§ **Exercise objective**
Set down the data again exactly. Pictures are not part of the copy.

#####

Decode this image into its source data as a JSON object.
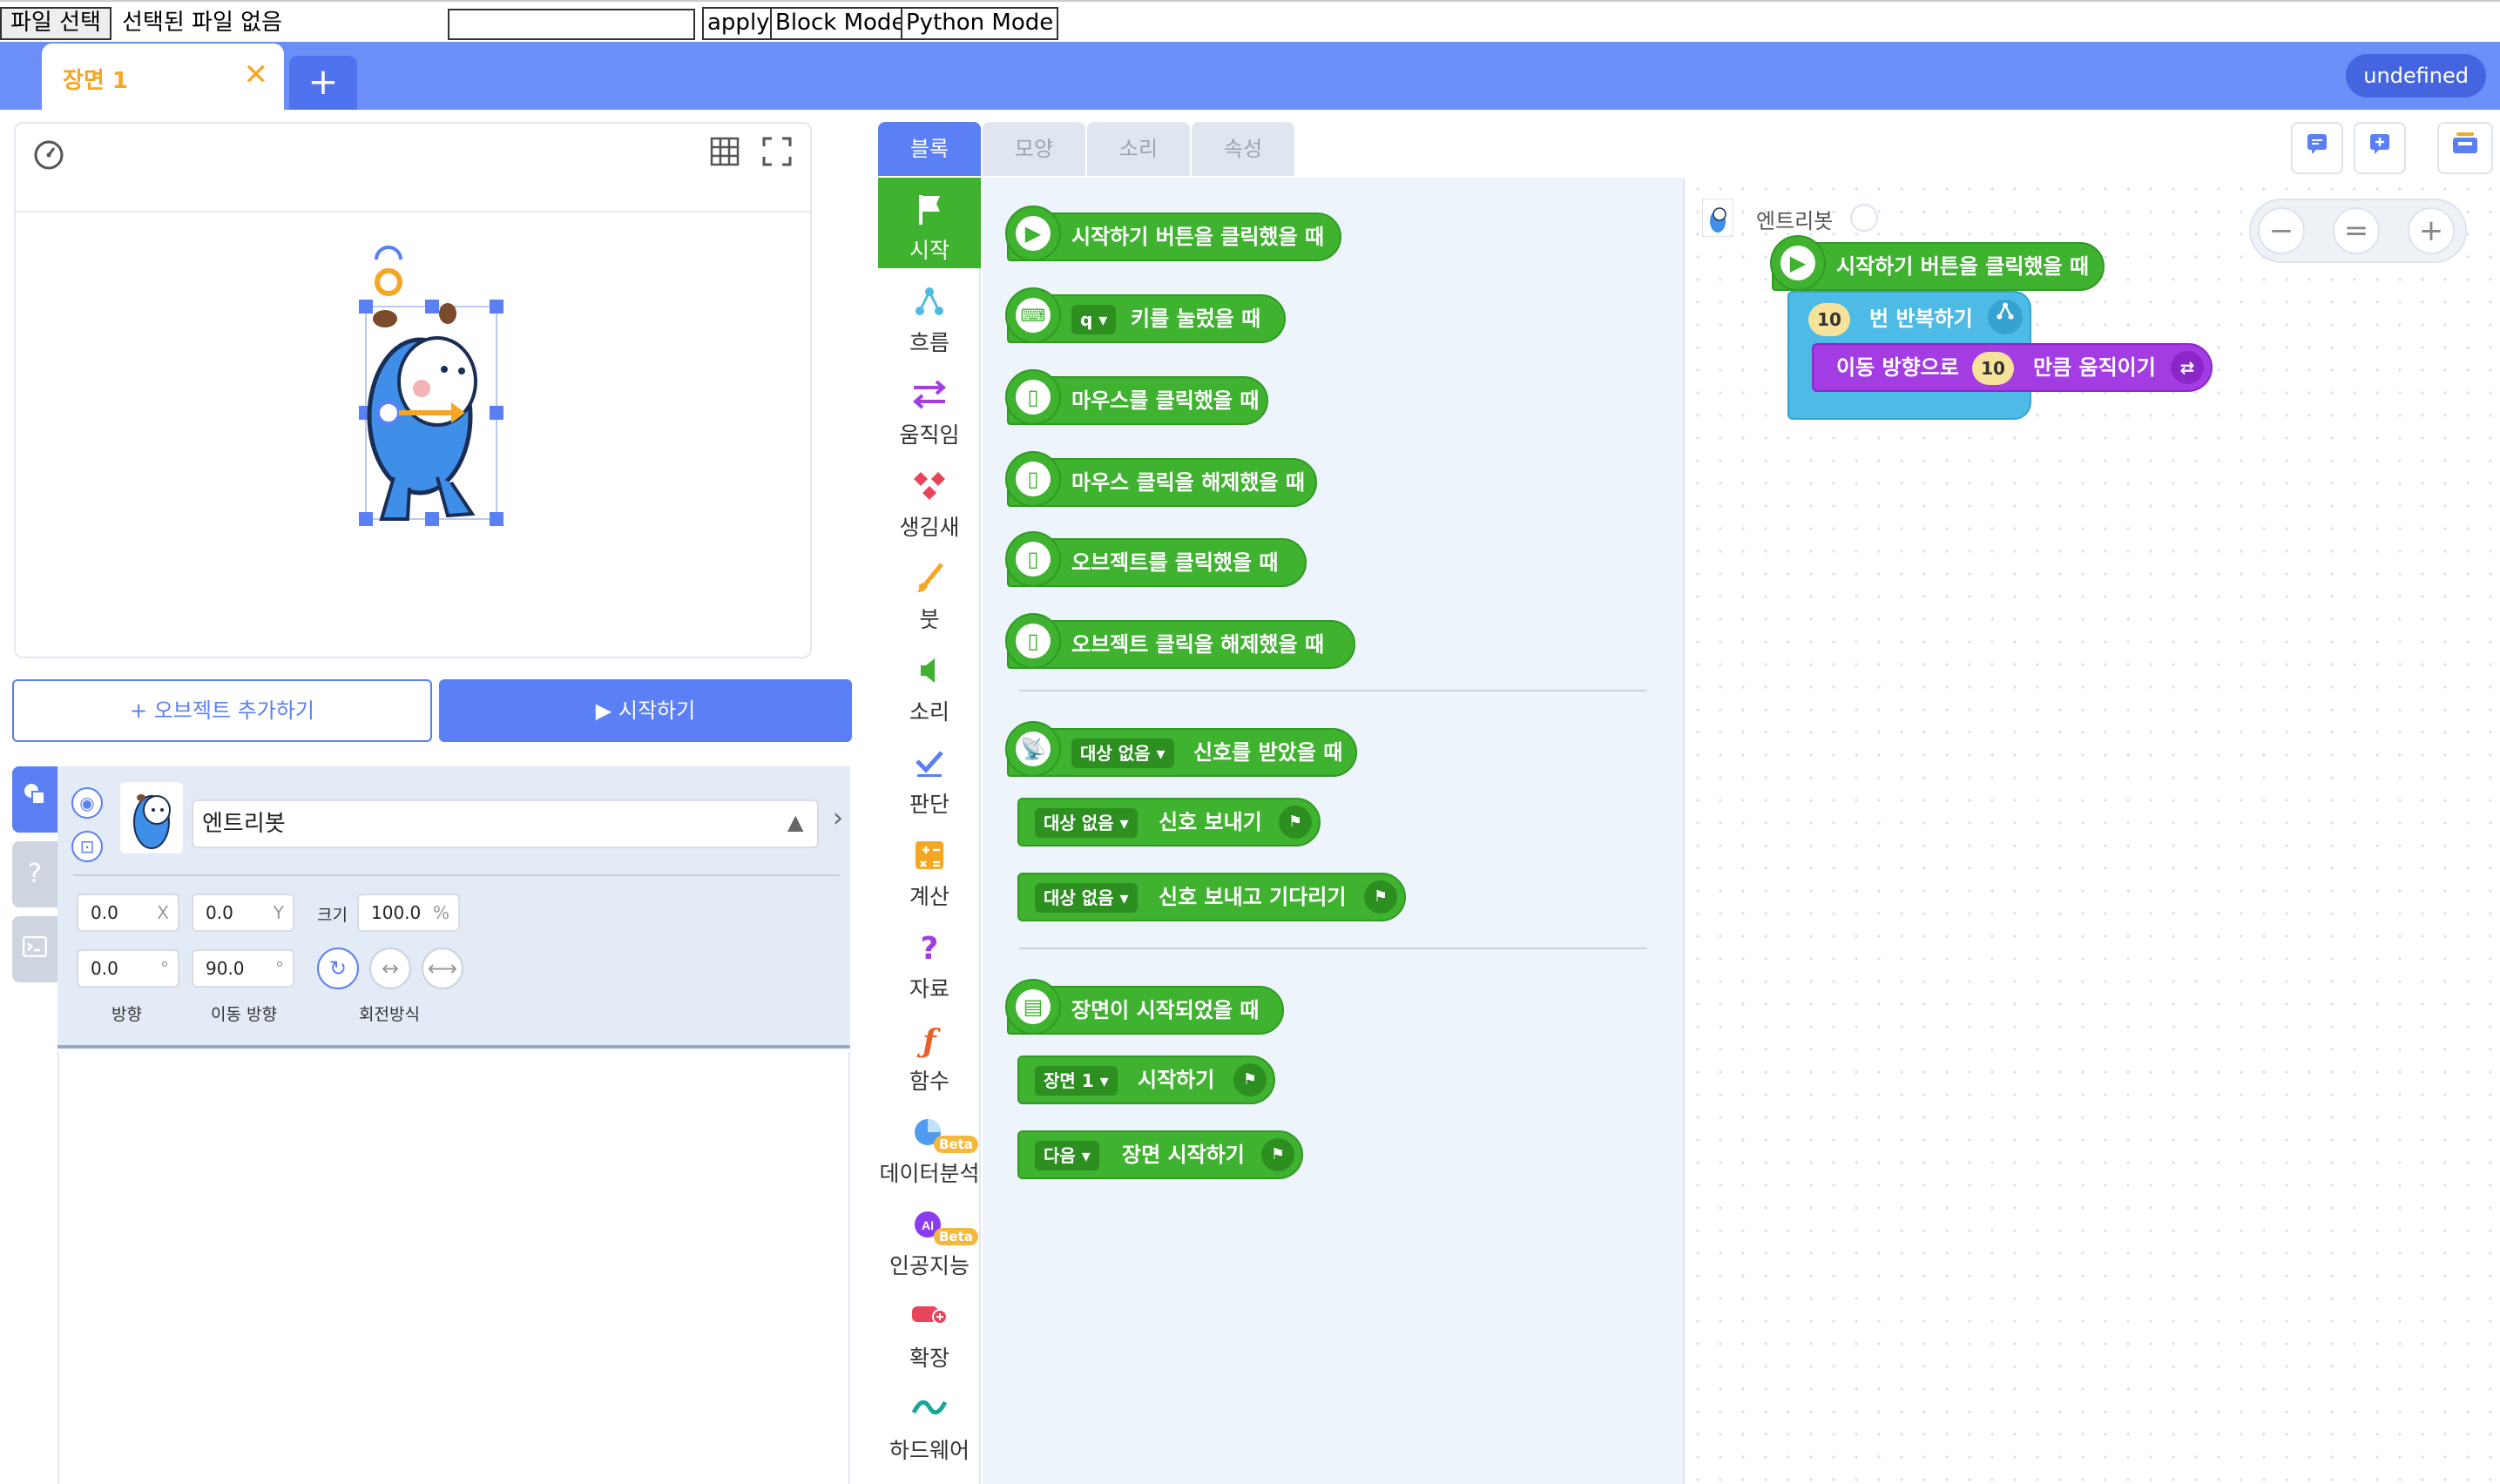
{
  "native_bar": {
    "file_button": "파일 선택",
    "file_status": "선택된 파일 없음",
    "apply": "apply",
    "block_mode": "Block Mode",
    "python_mode": "Python Mode"
  },
  "scene_bar": {
    "tab_label": "장면 1",
    "close": "✕",
    "add": "+",
    "user_badge": "undefined"
  },
  "stage": {
    "add_object": "+ 오브젝트 추가하기",
    "start": "▶ 시작하기"
  },
  "object_panel": {
    "name": "엔트리봇",
    "x": "0.0",
    "x_suffix": "X",
    "y": "0.0",
    "y_suffix": "Y",
    "size_label": "크기",
    "size": "100.0",
    "size_suffix": "%",
    "direction": "0.0",
    "direction_suffix": "°",
    "move_direction": "90.0",
    "move_direction_suffix": "°",
    "direction_label": "방향",
    "move_direction_label": "이동 방향",
    "rotation_label": "회전방식"
  },
  "block_tabs": [
    "블록",
    "모양",
    "소리",
    "속성"
  ],
  "categories": [
    {
      "label": "시작",
      "icon": "flag-icon",
      "color": "#ffffff"
    },
    {
      "label": "흐름",
      "icon": "flow-icon",
      "color": "#4ebbe6"
    },
    {
      "label": "움직임",
      "icon": "arrows-icon",
      "color": "#a33de3"
    },
    {
      "label": "생김새",
      "icon": "looks-icon",
      "color": "#e8455a"
    },
    {
      "label": "붓",
      "icon": "brush-icon",
      "color": "#f5a623"
    },
    {
      "label": "소리",
      "icon": "speaker-icon",
      "color": "#3fb22f"
    },
    {
      "label": "판단",
      "icon": "check-icon",
      "color": "#5b7ff5"
    },
    {
      "label": "계산",
      "icon": "calc-icon",
      "color": "#f5a623"
    },
    {
      "label": "자료",
      "icon": "question-icon",
      "color": "#a33de3"
    },
    {
      "label": "함수",
      "icon": "function-icon",
      "color": "#e8612c"
    },
    {
      "label": "데이터분석",
      "icon": "pie-icon",
      "color": "#4e9bf0",
      "badge": "Beta"
    },
    {
      "label": "인공지능",
      "icon": "ai-icon",
      "color": "#8a3cf0",
      "badge": "Beta"
    },
    {
      "label": "확장",
      "icon": "extension-icon",
      "color": "#e8455a"
    },
    {
      "label": "하드웨어",
      "icon": "hardware-icon",
      "color": "#1aa69a"
    }
  ],
  "palette": {
    "when_start_clicked": "시작하기 버튼을 클릭했을 때",
    "key_dropdown": "q",
    "when_key_pressed": "키를 눌렀을 때",
    "when_mouse_clicked": "마우스를 클릭했을 때",
    "when_mouse_released": "마우스 클릭을 해제했을 때",
    "when_object_clicked": "오브젝트를 클릭했을 때",
    "when_object_released": "오브젝트 클릭을 해제했을 때",
    "signal_target": "대상 없음",
    "when_signal_received": "신호를 받았을 때",
    "send_signal": "신호 보내기",
    "send_signal_wait": "신호 보내고 기다리기",
    "when_scene_started": "장면이 시작되었을 때",
    "scene_dropdown": "장면 1",
    "start_scene": "시작하기",
    "next_dropdown": "다음",
    "start_next_scene": "장면 시작하기"
  },
  "workspace": {
    "object_name": "엔트리봇",
    "hat_text": "시작하기 버튼을 클릭했을 때",
    "repeat_count": "10",
    "repeat_text": "번 반복하기",
    "move_text_1": "이동 방향으로",
    "move_value": "10",
    "move_text_2": "만큼 움직이기",
    "zoom_out": "−",
    "zoom_reset": "=",
    "zoom_in": "+"
  }
}
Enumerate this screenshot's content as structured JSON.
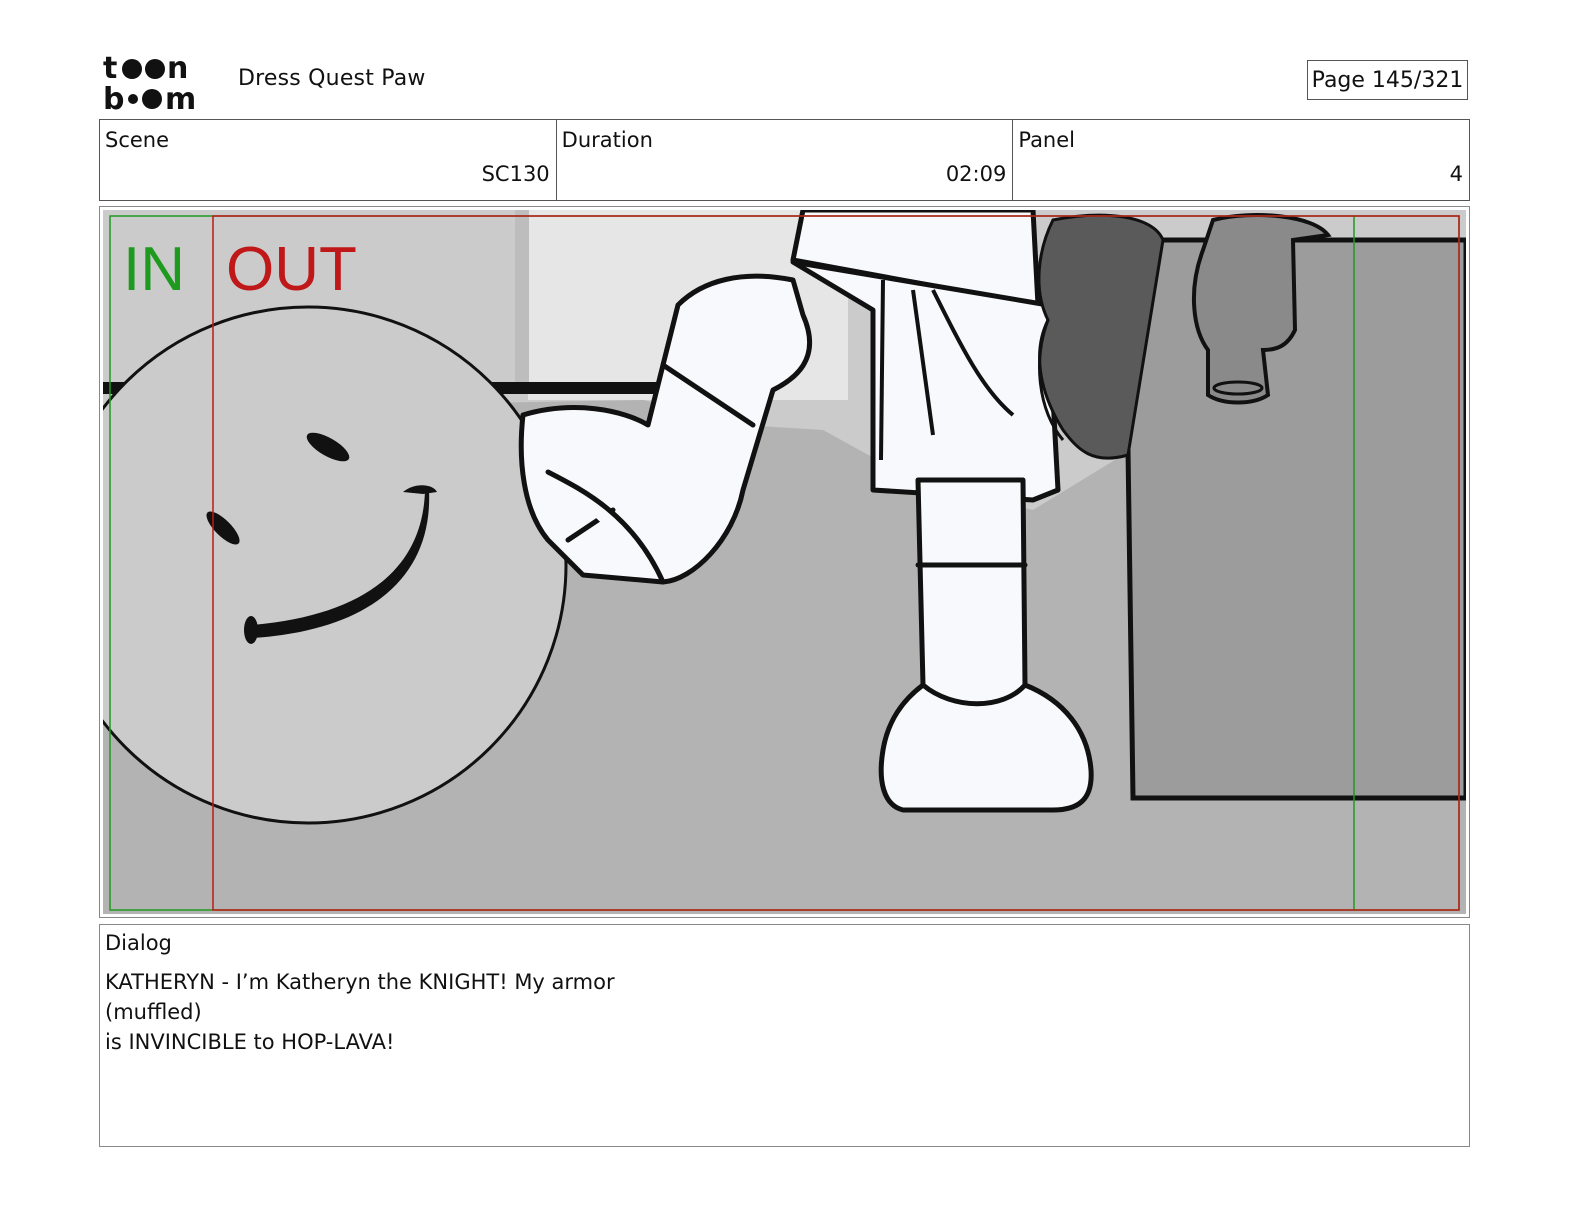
{
  "header": {
    "logo_text": "toonboom",
    "project_title": "Dress Quest Paw",
    "page_indicator": "Page 145/321"
  },
  "info": {
    "scene": {
      "label": "Scene",
      "value": "SC130"
    },
    "duration": {
      "label": "Duration",
      "value": "02:09"
    },
    "panel": {
      "label": "Panel",
      "value": "4"
    }
  },
  "panel_image": {
    "in_marker": "IN",
    "out_marker": "OUT",
    "colors": {
      "in_guide": "#1e9a1e",
      "out_guide": "#c01818"
    }
  },
  "dialog": {
    "label": "Dialog",
    "lines": [
      "KATHERYN - I’m Katheryn the KNIGHT! My armor",
      "(muffled)",
      "is INVINCIBLE to HOP-LAVA!"
    ]
  }
}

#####

§ **Written answer**
Decode this image into its source data as a JSON object.
{
  "native_bar": {
    "file_button": "파일 선택",
    "file_status": "선택된 파일 없음",
    "apply": "apply",
    "block_mode": "Block Mode",
    "python_mode": "Python Mode"
  },
  "scene_bar": {
    "tab_label": "장면 1",
    "close": "✕",
    "add": "+",
    "user_badge": "undefined"
  },
  "stage": {
    "add_object": "+ 오브젝트 추가하기",
    "start": "▶ 시작하기"
  },
  "object_panel": {
    "name": "엔트리봇",
    "x": "0.0",
    "x_suffix": "X",
    "y": "0.0",
    "y_suffix": "Y",
    "size_label": "크기",
    "size": "100.0",
    "size_suffix": "%",
    "direction": "0.0",
    "direction_suffix": "°",
    "move_direction": "90.0",
    "move_direction_suffix": "°",
    "direction_label": "방향",
    "move_direction_label": "이동 방향",
    "rotation_label": "회전방식"
  },
  "block_tabs": [
    "블록",
    "모양",
    "소리",
    "속성"
  ],
  "categories": [
    {
      "label": "시작",
      "icon": "flag-icon",
      "color": "#ffffff"
    },
    {
      "label": "흐름",
      "icon": "flow-icon",
      "color": "#4ebbe6"
    },
    {
      "label": "움직임",
      "icon": "arrows-icon",
      "color": "#a33de3"
    },
    {
      "label": "생김새",
      "icon": "looks-icon",
      "color": "#e8455a"
    },
    {
      "label": "붓",
      "icon": "brush-icon",
      "color": "#f5a623"
    },
    {
      "label": "소리",
      "icon": "speaker-icon",
      "color": "#3fb22f"
    },
    {
      "label": "판단",
      "icon": "check-icon",
      "color": "#5b7ff5"
    },
    {
      "label": "계산",
      "icon": "calc-icon",
      "color": "#f5a623"
    },
    {
      "label": "자료",
      "icon": "question-icon",
      "color": "#a33de3"
    },
    {
      "label": "함수",
      "icon": "function-icon",
      "color": "#e8612c"
    },
    {
      "label": "데이터분석",
      "icon": "pie-icon",
      "color": "#4e9bf0",
      "badge": "Beta"
    },
    {
      "label": "인공지능",
      "icon": "ai-icon",
      "color": "#8a3cf0",
      "badge": "Beta"
    },
    {
      "label": "확장",
      "icon": "extension-icon",
      "color": "#e8455a"
    },
    {
      "label": "하드웨어",
      "icon": "hardware-icon",
      "color": "#1aa69a"
    }
  ],
  "palette": {
    "when_start_clicked": "시작하기 버튼을 클릭했을 때",
    "key_dropdown": "q",
    "when_key_pressed": "키를 눌렀을 때",
    "when_mouse_clicked": "마우스를 클릭했을 때",
    "when_mouse_released": "마우스 클릭을 해제했을 때",
    "when_object_clicked": "오브젝트를 클릭했을 때",
    "when_object_released": "오브젝트 클릭을 해제했을 때",
    "signal_target": "대상 없음",
    "when_signal_received": "신호를 받았을 때",
    "send_signal": "신호 보내기",
    "send_signal_wait": "신호 보내고 기다리기",
    "when_scene_started": "장면이 시작되었을 때",
    "scene_dropdown": "장면 1",
    "start_scene": "시작하기",
    "next_dropdown": "다음",
    "start_next_scene": "장면 시작하기"
  },
  "workspace": {
    "object_name": "엔트리봇",
    "hat_text": "시작하기 버튼을 클릭했을 때",
    "repeat_count": "10",
    "repeat_text": "번 반복하기",
    "move_text_1": "이동 방향으로",
    "move_value": "10",
    "move_text_2": "만큼 움직이기",
    "zoom_out": "−",
    "zoom_reset": "=",
    "zoom_in": "+"
  }
}
Enumerate this screenshot's content as structured JSON.
{
  "header": {
    "logo_text": "toonboom",
    "project_title": "Dress Quest Paw",
    "page_indicator": "Page 145/321"
  },
  "info": {
    "scene": {
      "label": "Scene",
      "value": "SC130"
    },
    "duration": {
      "label": "Duration",
      "value": "02:09"
    },
    "panel": {
      "label": "Panel",
      "value": "4"
    }
  },
  "panel_image": {
    "in_marker": "IN",
    "out_marker": "OUT",
    "colors": {
      "in_guide": "#1e9a1e",
      "out_guide": "#c01818"
    }
  },
  "dialog": {
    "label": "Dialog",
    "lines": [
      "KATHERYN - I’m Katheryn the KNIGHT! My armor",
      "(muffled)",
      "is INVINCIBLE to HOP-LAVA!"
    ]
  }
}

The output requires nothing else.